Directions for this task —
Print every line below exactly as written, but leave the pictures behind.

Information provided —
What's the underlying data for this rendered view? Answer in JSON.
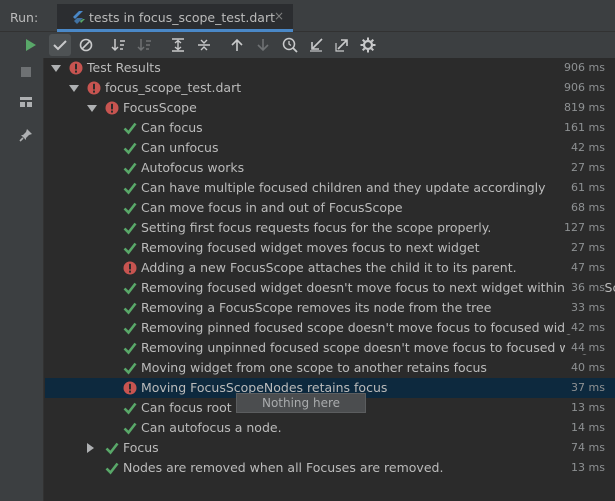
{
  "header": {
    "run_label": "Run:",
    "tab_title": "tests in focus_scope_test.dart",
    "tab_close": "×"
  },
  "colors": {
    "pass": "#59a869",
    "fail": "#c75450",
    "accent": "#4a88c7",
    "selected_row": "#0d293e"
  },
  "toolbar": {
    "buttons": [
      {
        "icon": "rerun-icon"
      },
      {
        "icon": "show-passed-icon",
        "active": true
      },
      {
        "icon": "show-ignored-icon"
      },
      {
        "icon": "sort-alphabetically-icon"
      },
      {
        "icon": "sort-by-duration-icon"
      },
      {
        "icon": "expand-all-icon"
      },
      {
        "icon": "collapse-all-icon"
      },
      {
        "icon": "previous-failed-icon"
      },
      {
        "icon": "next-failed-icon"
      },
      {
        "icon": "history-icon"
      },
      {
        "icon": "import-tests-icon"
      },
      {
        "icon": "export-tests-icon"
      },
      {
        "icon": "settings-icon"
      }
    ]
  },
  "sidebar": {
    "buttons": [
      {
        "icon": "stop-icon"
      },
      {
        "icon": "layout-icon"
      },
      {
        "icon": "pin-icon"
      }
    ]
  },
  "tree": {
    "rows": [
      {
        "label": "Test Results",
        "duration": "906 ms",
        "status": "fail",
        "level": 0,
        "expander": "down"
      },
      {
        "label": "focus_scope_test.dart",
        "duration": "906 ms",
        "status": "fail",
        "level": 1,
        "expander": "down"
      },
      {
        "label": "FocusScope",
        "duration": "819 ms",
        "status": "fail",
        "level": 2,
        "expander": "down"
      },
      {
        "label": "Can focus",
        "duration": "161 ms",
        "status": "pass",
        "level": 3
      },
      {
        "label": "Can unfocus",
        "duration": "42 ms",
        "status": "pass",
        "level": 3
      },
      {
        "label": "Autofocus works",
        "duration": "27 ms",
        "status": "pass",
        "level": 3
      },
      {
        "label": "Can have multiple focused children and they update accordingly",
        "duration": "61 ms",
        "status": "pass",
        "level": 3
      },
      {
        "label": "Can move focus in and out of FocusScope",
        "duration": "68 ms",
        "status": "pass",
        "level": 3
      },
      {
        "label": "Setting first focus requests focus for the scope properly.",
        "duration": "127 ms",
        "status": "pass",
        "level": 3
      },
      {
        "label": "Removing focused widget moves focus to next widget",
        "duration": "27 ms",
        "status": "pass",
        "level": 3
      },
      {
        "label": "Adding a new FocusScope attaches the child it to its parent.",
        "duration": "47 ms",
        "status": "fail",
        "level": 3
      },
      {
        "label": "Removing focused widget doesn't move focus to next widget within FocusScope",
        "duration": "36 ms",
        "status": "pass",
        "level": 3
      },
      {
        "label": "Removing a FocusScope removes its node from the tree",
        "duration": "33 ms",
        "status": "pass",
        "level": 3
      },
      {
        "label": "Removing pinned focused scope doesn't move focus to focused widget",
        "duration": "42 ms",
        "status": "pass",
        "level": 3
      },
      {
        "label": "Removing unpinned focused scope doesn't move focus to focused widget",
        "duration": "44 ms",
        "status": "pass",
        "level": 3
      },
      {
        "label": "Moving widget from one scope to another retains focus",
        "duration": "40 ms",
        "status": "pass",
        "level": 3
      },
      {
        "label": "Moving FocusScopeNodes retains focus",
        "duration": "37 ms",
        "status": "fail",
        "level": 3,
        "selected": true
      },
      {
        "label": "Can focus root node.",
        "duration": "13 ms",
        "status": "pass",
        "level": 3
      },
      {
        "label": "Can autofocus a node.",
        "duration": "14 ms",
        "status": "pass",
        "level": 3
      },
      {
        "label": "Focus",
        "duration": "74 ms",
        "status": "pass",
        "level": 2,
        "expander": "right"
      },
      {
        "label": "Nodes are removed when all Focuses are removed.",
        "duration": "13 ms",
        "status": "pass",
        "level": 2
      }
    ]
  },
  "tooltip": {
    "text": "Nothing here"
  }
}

Problem solution —
What's the underlying data for this rendered view? Answer in JSON.
{
  "header": {
    "run_label": "Run:",
    "tab_title": "tests in focus_scope_test.dart",
    "tab_close": "×"
  },
  "colors": {
    "pass": "#59a869",
    "fail": "#c75450",
    "accent": "#4a88c7",
    "selected_row": "#0d293e"
  },
  "toolbar": {
    "buttons": [
      {
        "icon": "rerun-icon"
      },
      {
        "icon": "show-passed-icon",
        "active": true
      },
      {
        "icon": "show-ignored-icon"
      },
      {
        "icon": "sort-alphabetically-icon"
      },
      {
        "icon": "sort-by-duration-icon"
      },
      {
        "icon": "expand-all-icon"
      },
      {
        "icon": "collapse-all-icon"
      },
      {
        "icon": "previous-failed-icon"
      },
      {
        "icon": "next-failed-icon"
      },
      {
        "icon": "history-icon"
      },
      {
        "icon": "import-tests-icon"
      },
      {
        "icon": "export-tests-icon"
      },
      {
        "icon": "settings-icon"
      }
    ]
  },
  "sidebar": {
    "buttons": [
      {
        "icon": "stop-icon"
      },
      {
        "icon": "layout-icon"
      },
      {
        "icon": "pin-icon"
      }
    ]
  },
  "tree": {
    "rows": [
      {
        "label": "Test Results",
        "duration": "906 ms",
        "status": "fail",
        "level": 0,
        "expander": "down"
      },
      {
        "label": "focus_scope_test.dart",
        "duration": "906 ms",
        "status": "fail",
        "level": 1,
        "expander": "down"
      },
      {
        "label": "FocusScope",
        "duration": "819 ms",
        "status": "fail",
        "level": 2,
        "expander": "down"
      },
      {
        "label": "Can focus",
        "duration": "161 ms",
        "status": "pass",
        "level": 3
      },
      {
        "label": "Can unfocus",
        "duration": "42 ms",
        "status": "pass",
        "level": 3
      },
      {
        "label": "Autofocus works",
        "duration": "27 ms",
        "status": "pass",
        "level": 3
      },
      {
        "label": "Can have multiple focused children and they update accordingly",
        "duration": "61 ms",
        "status": "pass",
        "level": 3
      },
      {
        "label": "Can move focus in and out of FocusScope",
        "duration": "68 ms",
        "status": "pass",
        "level": 3
      },
      {
        "label": "Setting first focus requests focus for the scope properly.",
        "duration": "127 ms",
        "status": "pass",
        "level": 3
      },
      {
        "label": "Removing focused widget moves focus to next widget",
        "duration": "27 ms",
        "status": "pass",
        "level": 3
      },
      {
        "label": "Adding a new FocusScope attaches the child it to its parent.",
        "duration": "47 ms",
        "status": "fail",
        "level": 3
      },
      {
        "label": "Removing focused widget doesn't move focus to next widget within FocusScope",
        "duration": "36 ms",
        "status": "pass",
        "level": 3
      },
      {
        "label": "Removing a FocusScope removes its node from the tree",
        "duration": "33 ms",
        "status": "pass",
        "level": 3
      },
      {
        "label": "Removing pinned focused scope doesn't move focus to focused widget",
        "duration": "42 ms",
        "status": "pass",
        "level": 3
      },
      {
        "label": "Removing unpinned focused scope doesn't move focus to focused widget",
        "duration": "44 ms",
        "status": "pass",
        "level": 3
      },
      {
        "label": "Moving widget from one scope to another retains focus",
        "duration": "40 ms",
        "status": "pass",
        "level": 3
      },
      {
        "label": "Moving FocusScopeNodes retains focus",
        "duration": "37 ms",
        "status": "fail",
        "level": 3,
        "selected": true
      },
      {
        "label": "Can focus root node.",
        "duration": "13 ms",
        "status": "pass",
        "level": 3
      },
      {
        "label": "Can autofocus a node.",
        "duration": "14 ms",
        "status": "pass",
        "level": 3
      },
      {
        "label": "Focus",
        "duration": "74 ms",
        "status": "pass",
        "level": 2,
        "expander": "right"
      },
      {
        "label": "Nodes are removed when all Focuses are removed.",
        "duration": "13 ms",
        "status": "pass",
        "level": 2
      }
    ]
  },
  "tooltip": {
    "text": "Nothing here"
  }
}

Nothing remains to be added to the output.